§ YOUR INSTRUCTIONS: Quote all entries exactly, leaving pictures aside.

——

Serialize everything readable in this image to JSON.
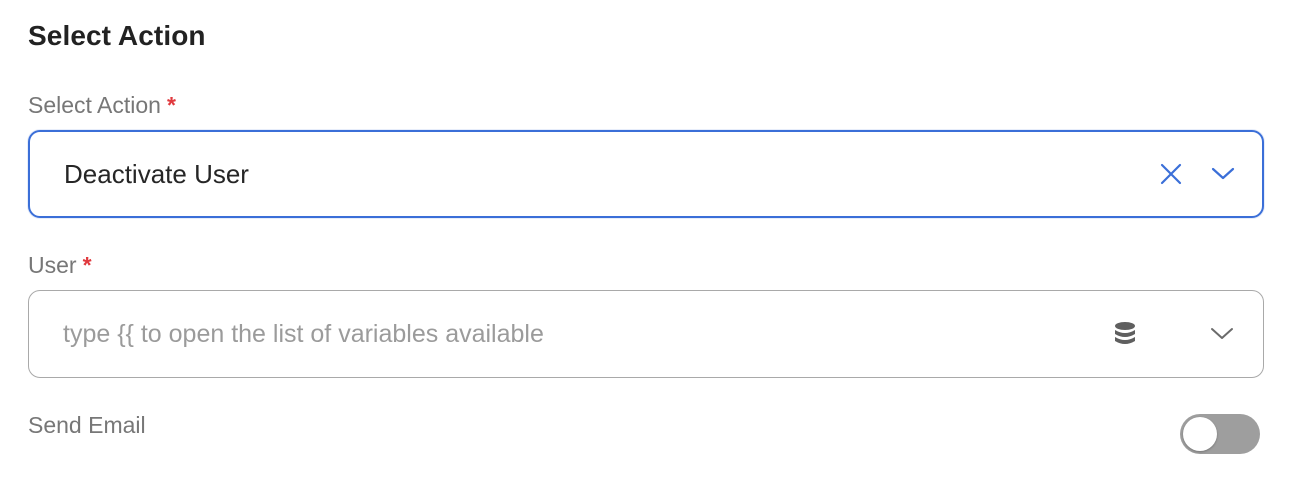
{
  "section": {
    "title": "Select Action"
  },
  "action_field": {
    "label": "Select Action",
    "required_mark": "*",
    "value": "Deactivate User",
    "clear_icon": "close-icon",
    "dropdown_icon": "chevron-down-icon"
  },
  "user_field": {
    "label": "User",
    "required_mark": "*",
    "placeholder": "type {{ to open the list of variables available",
    "variables_icon": "database-icon",
    "dropdown_icon": "chevron-down-icon"
  },
  "send_email": {
    "label": "Send Email",
    "enabled": false
  },
  "colors": {
    "accent": "#3b6fd8",
    "required": "#e0393e",
    "toggle_off": "#9e9e9e"
  }
}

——

§ WRITTEN REPLY:
Serialize everything readable in this image to JSON.
{
  "section": {
    "title": "Select Action"
  },
  "action_field": {
    "label": "Select Action",
    "required_mark": "*",
    "value": "Deactivate User",
    "clear_icon": "close-icon",
    "dropdown_icon": "chevron-down-icon"
  },
  "user_field": {
    "label": "User",
    "required_mark": "*",
    "placeholder": "type {{ to open the list of variables available",
    "variables_icon": "database-icon",
    "dropdown_icon": "chevron-down-icon"
  },
  "send_email": {
    "label": "Send Email",
    "enabled": false
  },
  "colors": {
    "accent": "#3b6fd8",
    "required": "#e0393e",
    "toggle_off": "#9e9e9e"
  }
}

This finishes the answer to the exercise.